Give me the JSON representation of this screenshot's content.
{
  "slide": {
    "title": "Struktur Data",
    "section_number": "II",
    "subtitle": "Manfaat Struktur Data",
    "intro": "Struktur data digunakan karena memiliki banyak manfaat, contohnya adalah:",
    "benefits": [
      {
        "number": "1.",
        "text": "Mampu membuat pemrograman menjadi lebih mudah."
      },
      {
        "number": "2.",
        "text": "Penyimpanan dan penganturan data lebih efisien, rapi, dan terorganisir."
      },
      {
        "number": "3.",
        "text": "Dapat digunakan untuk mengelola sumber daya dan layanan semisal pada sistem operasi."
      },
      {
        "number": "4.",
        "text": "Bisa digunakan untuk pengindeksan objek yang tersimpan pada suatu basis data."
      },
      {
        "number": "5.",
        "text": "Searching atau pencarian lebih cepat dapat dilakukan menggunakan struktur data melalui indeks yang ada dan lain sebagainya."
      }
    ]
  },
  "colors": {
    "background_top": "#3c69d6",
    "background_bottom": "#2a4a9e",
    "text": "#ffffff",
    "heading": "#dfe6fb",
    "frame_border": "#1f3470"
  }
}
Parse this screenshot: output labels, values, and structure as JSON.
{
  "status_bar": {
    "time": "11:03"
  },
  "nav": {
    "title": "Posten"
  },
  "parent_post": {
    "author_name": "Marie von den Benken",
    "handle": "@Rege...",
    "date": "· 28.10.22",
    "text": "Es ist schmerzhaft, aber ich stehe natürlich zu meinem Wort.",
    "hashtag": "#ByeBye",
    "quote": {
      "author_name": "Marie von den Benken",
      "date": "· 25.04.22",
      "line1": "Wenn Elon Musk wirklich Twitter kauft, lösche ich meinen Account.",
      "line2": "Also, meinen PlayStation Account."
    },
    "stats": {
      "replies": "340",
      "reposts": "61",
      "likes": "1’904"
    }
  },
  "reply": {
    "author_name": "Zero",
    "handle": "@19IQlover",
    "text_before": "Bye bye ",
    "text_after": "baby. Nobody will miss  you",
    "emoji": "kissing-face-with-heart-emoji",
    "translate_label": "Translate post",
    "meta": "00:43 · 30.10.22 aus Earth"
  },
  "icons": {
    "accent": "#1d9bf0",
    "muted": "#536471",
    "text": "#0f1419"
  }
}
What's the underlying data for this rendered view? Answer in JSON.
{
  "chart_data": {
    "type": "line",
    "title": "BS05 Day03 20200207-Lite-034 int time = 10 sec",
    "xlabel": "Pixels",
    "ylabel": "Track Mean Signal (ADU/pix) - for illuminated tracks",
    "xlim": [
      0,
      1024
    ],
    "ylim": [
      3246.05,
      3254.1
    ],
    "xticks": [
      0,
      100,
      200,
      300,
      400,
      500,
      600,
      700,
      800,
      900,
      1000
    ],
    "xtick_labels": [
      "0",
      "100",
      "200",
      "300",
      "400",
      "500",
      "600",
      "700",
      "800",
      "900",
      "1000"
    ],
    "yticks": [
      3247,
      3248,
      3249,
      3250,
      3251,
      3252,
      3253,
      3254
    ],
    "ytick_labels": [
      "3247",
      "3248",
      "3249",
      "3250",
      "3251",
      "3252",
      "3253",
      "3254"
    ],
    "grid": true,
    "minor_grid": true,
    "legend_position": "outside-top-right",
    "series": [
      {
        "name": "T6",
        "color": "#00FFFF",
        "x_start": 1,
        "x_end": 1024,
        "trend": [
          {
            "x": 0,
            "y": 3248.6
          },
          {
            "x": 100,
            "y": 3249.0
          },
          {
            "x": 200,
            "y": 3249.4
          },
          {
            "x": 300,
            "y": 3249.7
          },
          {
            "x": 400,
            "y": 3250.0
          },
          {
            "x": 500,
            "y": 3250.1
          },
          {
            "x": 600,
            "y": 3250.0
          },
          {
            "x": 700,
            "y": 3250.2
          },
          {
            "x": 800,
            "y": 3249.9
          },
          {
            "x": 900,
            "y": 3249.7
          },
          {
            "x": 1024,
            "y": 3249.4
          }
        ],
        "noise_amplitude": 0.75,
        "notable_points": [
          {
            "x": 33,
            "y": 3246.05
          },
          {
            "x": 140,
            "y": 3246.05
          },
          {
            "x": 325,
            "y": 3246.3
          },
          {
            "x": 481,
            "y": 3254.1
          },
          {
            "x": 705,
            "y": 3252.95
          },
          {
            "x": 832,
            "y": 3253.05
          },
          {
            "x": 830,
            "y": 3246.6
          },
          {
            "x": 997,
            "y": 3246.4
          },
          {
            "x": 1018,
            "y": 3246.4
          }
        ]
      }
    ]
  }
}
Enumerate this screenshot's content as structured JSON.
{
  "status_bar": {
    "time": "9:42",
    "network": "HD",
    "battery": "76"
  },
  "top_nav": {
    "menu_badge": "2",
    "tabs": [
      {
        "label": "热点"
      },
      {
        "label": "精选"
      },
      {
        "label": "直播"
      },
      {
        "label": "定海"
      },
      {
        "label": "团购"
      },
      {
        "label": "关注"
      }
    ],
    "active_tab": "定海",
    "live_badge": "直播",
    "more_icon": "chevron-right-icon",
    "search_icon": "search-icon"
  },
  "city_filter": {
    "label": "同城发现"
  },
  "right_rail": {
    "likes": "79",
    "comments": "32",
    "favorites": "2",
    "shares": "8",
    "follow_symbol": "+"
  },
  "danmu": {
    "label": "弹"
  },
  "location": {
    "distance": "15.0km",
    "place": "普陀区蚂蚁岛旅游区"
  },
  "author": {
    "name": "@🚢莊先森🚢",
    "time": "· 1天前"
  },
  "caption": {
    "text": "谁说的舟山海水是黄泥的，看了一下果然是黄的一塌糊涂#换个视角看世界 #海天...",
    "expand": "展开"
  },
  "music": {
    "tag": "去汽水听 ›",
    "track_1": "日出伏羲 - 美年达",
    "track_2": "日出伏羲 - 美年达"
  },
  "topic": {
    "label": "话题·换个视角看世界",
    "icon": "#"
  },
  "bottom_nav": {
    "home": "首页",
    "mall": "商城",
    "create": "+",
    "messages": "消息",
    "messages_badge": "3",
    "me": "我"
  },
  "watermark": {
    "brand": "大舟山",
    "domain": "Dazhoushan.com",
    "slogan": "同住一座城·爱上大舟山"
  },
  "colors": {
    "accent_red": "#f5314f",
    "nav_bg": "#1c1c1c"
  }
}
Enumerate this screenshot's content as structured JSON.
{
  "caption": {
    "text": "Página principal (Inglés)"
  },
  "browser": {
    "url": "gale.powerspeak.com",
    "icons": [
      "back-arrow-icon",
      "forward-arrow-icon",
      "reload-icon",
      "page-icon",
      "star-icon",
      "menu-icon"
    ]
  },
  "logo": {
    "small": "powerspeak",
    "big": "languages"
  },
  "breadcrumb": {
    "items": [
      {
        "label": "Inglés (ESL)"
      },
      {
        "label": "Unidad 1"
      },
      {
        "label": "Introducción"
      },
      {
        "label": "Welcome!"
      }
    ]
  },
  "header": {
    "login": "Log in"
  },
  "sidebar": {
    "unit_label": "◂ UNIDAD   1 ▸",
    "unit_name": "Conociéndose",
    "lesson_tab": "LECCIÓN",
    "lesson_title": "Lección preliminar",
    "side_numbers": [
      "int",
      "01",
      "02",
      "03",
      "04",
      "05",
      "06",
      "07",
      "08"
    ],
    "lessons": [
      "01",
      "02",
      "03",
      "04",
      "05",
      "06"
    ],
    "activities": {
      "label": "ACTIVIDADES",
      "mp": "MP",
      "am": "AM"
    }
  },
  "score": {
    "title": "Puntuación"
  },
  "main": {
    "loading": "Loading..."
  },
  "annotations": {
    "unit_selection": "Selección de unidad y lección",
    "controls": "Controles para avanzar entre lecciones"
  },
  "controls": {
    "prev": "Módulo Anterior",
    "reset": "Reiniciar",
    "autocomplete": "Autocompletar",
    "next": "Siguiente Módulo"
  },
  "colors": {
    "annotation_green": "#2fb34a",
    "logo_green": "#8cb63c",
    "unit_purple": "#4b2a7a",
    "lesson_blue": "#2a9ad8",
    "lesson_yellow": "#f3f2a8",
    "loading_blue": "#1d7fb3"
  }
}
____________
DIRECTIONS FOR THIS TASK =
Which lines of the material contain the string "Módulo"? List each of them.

RESPONSE BOX =
    "prev": "Módulo Anterior",
    "next": "Siguiente Módulo"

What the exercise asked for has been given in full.